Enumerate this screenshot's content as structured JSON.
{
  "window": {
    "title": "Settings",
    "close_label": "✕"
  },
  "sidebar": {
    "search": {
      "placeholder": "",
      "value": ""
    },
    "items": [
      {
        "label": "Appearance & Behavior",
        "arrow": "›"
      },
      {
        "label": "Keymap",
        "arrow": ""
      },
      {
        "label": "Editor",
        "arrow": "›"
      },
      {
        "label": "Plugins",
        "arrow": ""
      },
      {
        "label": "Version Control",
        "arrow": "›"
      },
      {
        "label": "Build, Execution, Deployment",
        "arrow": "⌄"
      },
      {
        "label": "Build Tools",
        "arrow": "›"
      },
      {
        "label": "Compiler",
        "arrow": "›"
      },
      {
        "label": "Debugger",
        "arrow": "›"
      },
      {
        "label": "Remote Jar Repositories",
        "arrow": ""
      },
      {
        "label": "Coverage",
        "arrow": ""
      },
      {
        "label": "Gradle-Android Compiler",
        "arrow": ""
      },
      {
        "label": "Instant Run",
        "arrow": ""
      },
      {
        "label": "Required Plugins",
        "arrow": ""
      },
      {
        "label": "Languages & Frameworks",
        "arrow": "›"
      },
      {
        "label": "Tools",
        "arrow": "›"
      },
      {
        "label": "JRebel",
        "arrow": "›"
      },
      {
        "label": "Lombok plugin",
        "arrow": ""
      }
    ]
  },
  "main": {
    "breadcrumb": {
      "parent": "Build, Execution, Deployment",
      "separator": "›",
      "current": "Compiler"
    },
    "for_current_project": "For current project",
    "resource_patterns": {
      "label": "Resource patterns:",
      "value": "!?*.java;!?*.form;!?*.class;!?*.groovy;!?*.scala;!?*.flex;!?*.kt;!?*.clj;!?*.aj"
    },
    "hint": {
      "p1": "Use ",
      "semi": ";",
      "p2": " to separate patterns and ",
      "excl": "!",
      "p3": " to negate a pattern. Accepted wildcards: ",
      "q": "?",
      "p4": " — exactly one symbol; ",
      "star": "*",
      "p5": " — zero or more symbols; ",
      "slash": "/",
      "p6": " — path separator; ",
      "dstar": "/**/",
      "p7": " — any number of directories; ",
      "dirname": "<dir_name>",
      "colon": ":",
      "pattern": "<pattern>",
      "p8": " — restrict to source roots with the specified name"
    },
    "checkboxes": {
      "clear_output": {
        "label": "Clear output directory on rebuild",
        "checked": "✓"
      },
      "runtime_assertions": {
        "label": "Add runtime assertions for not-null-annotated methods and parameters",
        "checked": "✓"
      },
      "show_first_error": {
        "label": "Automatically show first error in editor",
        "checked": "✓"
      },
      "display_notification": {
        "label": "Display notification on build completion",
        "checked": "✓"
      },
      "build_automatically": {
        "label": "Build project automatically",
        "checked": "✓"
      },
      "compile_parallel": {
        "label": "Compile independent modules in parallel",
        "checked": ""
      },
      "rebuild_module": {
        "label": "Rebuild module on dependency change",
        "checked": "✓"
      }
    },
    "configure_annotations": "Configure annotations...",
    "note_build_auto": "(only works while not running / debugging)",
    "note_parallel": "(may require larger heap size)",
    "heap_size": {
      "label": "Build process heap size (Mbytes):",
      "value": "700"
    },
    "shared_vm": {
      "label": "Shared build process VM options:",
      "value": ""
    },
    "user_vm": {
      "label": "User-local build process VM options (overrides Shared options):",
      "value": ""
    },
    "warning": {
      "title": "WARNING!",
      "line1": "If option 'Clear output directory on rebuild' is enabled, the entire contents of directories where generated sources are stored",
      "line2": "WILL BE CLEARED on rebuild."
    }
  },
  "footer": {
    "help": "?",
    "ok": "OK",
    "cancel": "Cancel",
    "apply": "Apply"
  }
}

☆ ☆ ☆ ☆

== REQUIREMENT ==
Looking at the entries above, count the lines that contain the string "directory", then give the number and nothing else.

== COMPLETED TASK ==
2